My language learning in 2018

We’re in 2019 already, and Tet has long since passed but I’m going to sneak in with an annual review of my language learning in 2018. In this post I’ll be reflecting, updating you on what study habits I’ve kept up with and what I’ve changed about my language learning routine. I’ve started with a general overview, then moved into a month-by-month breakdown of how I was studying.


Kind of maintaining

Each year my time living in Vietnam grows a little more distant. Nowadays I only read things on Instagram and very occasionally message a friend in Vietnamese. I don’t speak to anyone in Vietnamese, though I still think or speak Vietnamese to myself sometimes!

When learning other languages, I sometimes write ‘translations’ of vocabulary in Vietnamese, where a word matches up better than one in English. So I’m confident that my Vietnamese is still there, though it’s growing rustier.

Other languages

Russian: New language

As usual, my choice of language was influenced by work. I started a new job in February so Russian became my focus for pretty much the whole of 2018.

Spanish: Kind of maintaining

I learned some Spanish at the end of 2017, getting to the level A2 where I can hold conversations (albeit with some problems). In early 2018 I was still using Spanish on instagram and following some Spanish accounts.

I listen to Spanish music weekly if not daily, but this does not do much to maintain my language.

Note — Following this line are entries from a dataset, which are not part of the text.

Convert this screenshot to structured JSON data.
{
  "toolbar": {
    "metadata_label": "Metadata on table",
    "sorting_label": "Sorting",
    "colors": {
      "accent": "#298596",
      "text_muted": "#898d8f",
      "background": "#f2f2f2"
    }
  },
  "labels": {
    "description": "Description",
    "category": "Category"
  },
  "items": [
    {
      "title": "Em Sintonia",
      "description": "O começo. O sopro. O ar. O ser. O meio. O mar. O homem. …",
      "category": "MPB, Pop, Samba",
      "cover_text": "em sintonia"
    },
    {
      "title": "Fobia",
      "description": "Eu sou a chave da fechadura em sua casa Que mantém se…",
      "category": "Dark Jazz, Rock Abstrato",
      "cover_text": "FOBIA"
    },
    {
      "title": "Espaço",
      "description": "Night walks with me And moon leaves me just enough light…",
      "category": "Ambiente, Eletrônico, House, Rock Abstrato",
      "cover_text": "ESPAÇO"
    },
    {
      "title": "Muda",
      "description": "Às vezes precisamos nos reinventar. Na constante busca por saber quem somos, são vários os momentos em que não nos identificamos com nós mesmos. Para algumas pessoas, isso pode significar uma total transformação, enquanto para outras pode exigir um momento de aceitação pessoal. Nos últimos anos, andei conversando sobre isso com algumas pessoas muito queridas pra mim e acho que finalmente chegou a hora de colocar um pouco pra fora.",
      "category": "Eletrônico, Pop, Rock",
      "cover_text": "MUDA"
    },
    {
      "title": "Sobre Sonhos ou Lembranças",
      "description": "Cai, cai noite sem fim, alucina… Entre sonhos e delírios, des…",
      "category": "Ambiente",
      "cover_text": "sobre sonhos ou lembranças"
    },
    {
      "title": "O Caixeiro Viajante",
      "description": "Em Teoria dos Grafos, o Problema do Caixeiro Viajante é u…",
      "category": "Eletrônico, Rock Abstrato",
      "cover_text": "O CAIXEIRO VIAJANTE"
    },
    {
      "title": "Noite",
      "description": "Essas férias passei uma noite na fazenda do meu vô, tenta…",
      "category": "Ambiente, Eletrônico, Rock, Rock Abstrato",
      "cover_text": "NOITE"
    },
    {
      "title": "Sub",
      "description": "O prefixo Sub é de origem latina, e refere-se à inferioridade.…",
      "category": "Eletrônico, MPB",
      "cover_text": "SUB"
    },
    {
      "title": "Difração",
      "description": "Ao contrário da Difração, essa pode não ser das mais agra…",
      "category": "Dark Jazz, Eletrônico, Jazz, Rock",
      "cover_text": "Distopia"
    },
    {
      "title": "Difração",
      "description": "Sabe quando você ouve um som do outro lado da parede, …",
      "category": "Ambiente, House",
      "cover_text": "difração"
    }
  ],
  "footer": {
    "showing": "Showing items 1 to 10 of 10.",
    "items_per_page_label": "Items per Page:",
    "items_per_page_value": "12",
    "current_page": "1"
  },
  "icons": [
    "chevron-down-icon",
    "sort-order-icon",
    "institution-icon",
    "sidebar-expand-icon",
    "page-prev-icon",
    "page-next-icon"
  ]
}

I attended some language exchange events in 2018 and sometimes used Spanish. I still understand okay, but my speaking is struggling due to my focus on Russian. When I try to speak Spanish, I end up speaking a strange mixture of Spanish and Russian.

Dropped/Not maintaining:

  • Bulgarian (from 2016 and 2017) – Russian messes with this so much I don’t think I’d be able to speak purely Bulgarian now. I’d still say my Bulgarian is better than my Russian, and I borrow from it when learning and speaking Russian.
  • Korean – nothing at all.
  • Esperanto – I very very occasionally message a friend or two in Esperanto. Again, I can understand their messages, but I have to keep looking up words in the dictionary in order to reply.

So, onto my year of language learning…


Maintaining Spanish

I kept up with Anki, and listened to a couple of podcasts but I missed having a 25 minute walk to class that was perfect for podcasts. I assessed how my listening was doing by transcribing some audio and went to one language exchange while visiting a friend.

February to June

Starting Russian – beginner level

It was quite strange starting Russian after being about A2 level in Bulgarian, as some words are very similar. I found I could understand a surprising amount, particularly once I got used to Russian ways of pronunciation.

By learning a few basic Russian words and mixing them with Bulgarian, I managed to complete some transactions in my first few weeks like buying (and negotiating the price of) a winter coat and having a guy in the phone shop get an app working on my phone.

After a few weeks at work, I started beginner level Russian lessons once a week. Most of the time I was the only student attending the lessons, which helped me to make faster progress. A few months later I joined the elementary level group.

Anki SRS
  • I started Duolingo but did not do it for long.
  • I managed a few pictures/captions a month for Instagram Language Diary Challenge, #iglc.
  • I went to some language exchange events with a friend, but spent more time listening than talking.
  • I used Anki a lot, as usual.

June to December

Studying Russian – elementary level

I levelled up in my classes at work, and for a couple of months it was me and a guy who’d studied some Russian at university. More people joined the group later (and he levelled up).

In the autumn I started 1-2-1 language exchanges, after having success with these in Spain the previous year. This only lasted a few weeks, but I still have a couple of people I’m in touch with and plan to do more of this in 2019.

  • I continued #IGLC. Sometimes I wrote longer pieces of text which led to starting a blog in Russian about my travels and adventures that occur when living abroad: More Russian.
  • I tried to find an online speaking tutor but ended up finding teachers, which is not quite the same thing.

2018 was focused on one language – Russian. I’ve made great progress in many ways. Anyone who finds out I’ve only been learning it for a year is impressed by my progress. I’m able to hold conversations and my fluency is okay, but there’s still a lot I can’t say or talk around. I also have a long way to go before being fully comfortable in my daily life and interactions.

The grammar is frustrating. After 9-10 months of learning a language with cases, I’m starting to get a feeling when writing (and occasionally when speaking) that I need a case… But usually I don’t know which one and end up guessing. Sometimes I’m right, but often I’m wrong. I’m sure this ability will continue to develop in 2019! I wish there was a Lexical Approach textbook for Russian, as I have much more success noticing patterns than learning rules.

Over to you: How was your language learning in 2018? How’s it going in 2019?

Leave a Reply

Your email address will not be published. Required fields are marked *

CommentLuv badge